(About this exercise) Your response should consist solely of the lines from the one containing "Transcribe this image's" through the final line of the entries, repeated exactly.

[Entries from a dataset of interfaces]
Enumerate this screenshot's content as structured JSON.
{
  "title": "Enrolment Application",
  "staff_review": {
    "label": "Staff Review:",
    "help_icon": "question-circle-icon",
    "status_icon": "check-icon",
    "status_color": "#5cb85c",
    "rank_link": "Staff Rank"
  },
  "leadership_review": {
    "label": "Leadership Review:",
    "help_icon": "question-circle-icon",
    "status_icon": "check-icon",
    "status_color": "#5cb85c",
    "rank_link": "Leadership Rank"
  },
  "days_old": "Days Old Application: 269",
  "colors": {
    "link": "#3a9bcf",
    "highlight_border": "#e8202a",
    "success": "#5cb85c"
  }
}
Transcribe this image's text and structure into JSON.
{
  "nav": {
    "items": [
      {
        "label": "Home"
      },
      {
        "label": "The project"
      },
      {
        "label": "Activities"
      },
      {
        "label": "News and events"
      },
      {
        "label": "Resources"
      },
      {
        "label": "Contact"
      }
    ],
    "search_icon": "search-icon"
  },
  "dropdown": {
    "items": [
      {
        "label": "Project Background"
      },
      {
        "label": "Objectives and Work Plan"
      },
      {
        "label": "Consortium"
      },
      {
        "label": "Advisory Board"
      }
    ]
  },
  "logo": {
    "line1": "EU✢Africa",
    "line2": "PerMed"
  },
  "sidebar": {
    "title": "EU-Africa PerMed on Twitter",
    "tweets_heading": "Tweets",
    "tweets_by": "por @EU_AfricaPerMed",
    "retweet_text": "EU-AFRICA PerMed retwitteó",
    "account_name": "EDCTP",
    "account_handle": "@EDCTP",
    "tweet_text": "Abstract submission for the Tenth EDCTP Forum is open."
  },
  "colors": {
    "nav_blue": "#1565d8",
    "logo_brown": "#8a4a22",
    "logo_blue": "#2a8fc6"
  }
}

(Written answer)
Transcribe this image's text and structure into JSON.
{
  "nav": {
    "items": [
      {
        "label": "Home"
      },
      {
        "label": "The project"
      },
      {
        "label": "Activities"
      },
      {
        "label": "News and events"
      },
      {
        "label": "Resources"
      },
      {
        "label": "Contact"
      }
    ],
    "search_icon": "search-icon"
  },
  "dropdown": {
    "items": [
      {
        "label": "Project Background"
      },
      {
        "label": "Objectives and Work Plan"
      },
      {
        "label": "Consortium"
      },
      {
        "label": "Advisory Board"
      }
    ]
  },
  "logo": {
    "line1": "EU✢Africa",
    "line2": "PerMed"
  },
  "sidebar": {
    "title": "EU-Africa PerMed on Twitter",
    "tweets_heading": "Tweets",
    "tweets_by": "por @EU_AfricaPerMed",
    "retweet_text": "EU-AFRICA PerMed retwitteó",
    "account_name": "EDCTP",
    "account_handle": "@EDCTP",
    "tweet_text": "Abstract submission for the Tenth EDCTP Forum is open."
  },
  "colors": {
    "nav_blue": "#1565d8",
    "logo_brown": "#8a4a22",
    "logo_blue": "#2a8fc6"
  }
}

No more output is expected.